But this approach, too, alarms some privacy advocates. In late May and early June, as many as 10,000 people attended some of the George Floyd protests throughout San Francisco. While the BID camera system was created to deter property violence, the SFPD took a broader approach to prevent looting. Rather than respond to specific complaints of property damage, SFPD obtained real-time access to the entire system, capturing footage of everyone in the area.
Emails published by the Electronic Frontier Foundation show that the SFPD initially asked for 48 hours of real-time access to the full network; police twice extended the request, for a total of nine days.
“They wanted to see as much of these protests as possible for as much time as they could get their hands on,” said Matthew Guariglia, a policy analyst at EFF. “Once you have a centralized network of cameras that police can easily have access to without a warrant, what you essentially have is a police CCTV network by another name.”
EFF researchers say the footage also can be tied to other technology like license-plate-reading software.
In an email to the Union Square BID director of services, an SFPD officer requested real-time access to the footage for “spatial awareness” of the protests.
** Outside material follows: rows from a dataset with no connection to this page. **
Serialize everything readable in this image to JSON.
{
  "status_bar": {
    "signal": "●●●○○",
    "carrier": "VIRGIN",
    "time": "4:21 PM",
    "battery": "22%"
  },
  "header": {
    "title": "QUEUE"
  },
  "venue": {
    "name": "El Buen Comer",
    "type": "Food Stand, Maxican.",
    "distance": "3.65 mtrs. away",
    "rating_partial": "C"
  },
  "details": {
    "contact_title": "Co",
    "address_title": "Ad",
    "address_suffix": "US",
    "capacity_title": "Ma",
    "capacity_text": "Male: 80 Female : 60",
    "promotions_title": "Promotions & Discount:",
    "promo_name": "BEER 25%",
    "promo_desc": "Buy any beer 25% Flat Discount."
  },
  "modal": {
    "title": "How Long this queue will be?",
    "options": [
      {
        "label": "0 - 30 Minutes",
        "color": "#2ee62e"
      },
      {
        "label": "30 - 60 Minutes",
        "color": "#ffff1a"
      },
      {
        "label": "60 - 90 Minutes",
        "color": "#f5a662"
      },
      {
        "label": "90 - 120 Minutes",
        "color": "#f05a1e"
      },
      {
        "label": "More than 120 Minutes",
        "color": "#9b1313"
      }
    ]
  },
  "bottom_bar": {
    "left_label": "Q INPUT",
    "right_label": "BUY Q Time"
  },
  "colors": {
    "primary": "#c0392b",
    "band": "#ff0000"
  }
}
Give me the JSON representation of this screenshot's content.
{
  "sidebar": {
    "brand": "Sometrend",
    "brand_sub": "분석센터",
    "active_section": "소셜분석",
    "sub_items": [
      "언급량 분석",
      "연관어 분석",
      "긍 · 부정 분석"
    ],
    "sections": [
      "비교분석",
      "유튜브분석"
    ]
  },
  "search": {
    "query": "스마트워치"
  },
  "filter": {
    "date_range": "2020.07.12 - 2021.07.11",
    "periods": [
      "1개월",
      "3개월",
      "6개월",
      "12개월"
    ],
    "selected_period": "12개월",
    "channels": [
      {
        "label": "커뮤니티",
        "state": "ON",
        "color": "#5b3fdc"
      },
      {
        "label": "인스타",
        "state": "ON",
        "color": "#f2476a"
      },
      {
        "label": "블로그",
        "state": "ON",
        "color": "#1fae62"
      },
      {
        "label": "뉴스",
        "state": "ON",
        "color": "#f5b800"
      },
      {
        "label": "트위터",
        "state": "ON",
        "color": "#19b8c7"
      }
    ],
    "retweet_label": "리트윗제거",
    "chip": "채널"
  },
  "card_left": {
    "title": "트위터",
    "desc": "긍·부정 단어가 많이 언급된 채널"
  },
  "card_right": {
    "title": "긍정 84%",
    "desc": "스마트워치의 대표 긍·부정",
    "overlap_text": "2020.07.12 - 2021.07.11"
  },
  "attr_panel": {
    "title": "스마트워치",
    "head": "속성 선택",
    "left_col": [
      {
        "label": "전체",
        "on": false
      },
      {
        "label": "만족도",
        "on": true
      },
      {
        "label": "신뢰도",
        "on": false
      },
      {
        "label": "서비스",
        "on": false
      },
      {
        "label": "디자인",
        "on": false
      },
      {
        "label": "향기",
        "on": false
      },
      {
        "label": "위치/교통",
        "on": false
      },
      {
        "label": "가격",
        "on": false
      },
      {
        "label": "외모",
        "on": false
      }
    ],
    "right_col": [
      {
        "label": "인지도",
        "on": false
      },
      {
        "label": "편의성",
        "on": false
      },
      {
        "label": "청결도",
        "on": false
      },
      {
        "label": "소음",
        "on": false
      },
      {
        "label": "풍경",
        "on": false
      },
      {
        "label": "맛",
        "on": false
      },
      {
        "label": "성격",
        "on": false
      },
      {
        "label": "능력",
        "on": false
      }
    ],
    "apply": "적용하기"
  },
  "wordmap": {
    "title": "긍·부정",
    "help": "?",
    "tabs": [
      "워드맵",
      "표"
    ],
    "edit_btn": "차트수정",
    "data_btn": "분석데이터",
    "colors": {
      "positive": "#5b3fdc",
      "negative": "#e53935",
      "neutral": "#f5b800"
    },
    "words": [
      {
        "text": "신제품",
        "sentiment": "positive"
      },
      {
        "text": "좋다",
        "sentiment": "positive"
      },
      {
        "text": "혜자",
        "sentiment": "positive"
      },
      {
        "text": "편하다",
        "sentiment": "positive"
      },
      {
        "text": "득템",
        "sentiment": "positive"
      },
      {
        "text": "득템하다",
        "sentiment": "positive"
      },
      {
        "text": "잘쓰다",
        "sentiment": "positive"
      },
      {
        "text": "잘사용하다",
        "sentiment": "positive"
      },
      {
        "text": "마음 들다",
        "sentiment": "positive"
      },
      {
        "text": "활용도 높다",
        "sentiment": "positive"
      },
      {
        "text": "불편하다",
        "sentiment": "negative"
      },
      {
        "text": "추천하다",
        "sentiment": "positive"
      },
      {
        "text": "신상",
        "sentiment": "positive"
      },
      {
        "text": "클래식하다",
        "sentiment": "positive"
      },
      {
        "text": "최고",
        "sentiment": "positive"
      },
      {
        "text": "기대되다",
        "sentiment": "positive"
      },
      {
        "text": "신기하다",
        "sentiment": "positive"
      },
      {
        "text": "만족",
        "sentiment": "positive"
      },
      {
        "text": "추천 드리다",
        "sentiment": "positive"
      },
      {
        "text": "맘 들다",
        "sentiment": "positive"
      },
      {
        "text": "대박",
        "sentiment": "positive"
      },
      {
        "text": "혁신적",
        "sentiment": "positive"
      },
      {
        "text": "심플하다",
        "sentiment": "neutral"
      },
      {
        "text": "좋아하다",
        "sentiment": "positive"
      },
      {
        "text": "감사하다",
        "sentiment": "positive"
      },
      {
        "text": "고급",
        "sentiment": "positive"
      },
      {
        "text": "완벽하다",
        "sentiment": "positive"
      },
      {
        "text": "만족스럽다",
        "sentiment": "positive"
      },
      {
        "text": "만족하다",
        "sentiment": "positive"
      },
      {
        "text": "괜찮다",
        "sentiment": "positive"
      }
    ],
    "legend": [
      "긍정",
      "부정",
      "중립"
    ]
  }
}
Public defenders tell WIRED that while the SFPD jailed demonstrators and issued citations, they aren’t aware of protesters being prosecuted for felony crimes like property damage, looting, or weapons possession.
“Having live access to cameras doesn't prevent [crime],” Guariglia says. “If police were serious about cracking down on that, they could have just as easily said, ‘Here’s a list of windows that are broken. Let's get all the footage facing those windows between 1 am and 2 am.’ But that's not what they did.”
The San Francisco Police Department did not respond to requests for comment.
Activists are concerned about the breadth of these requests because justification often comes after the fact, even as CCTV footage is used for reasons beyond its original scope. At least one organizer says this change in focus distracts from the question of whether or not policing itself is effective in stopping crime.
“We are dealing with the general problem you have when technology gets ahead of the law,” says Williams, of the Detroit Justice Center. “Detroit is not alone in that regard. It’s a nationwide problem.”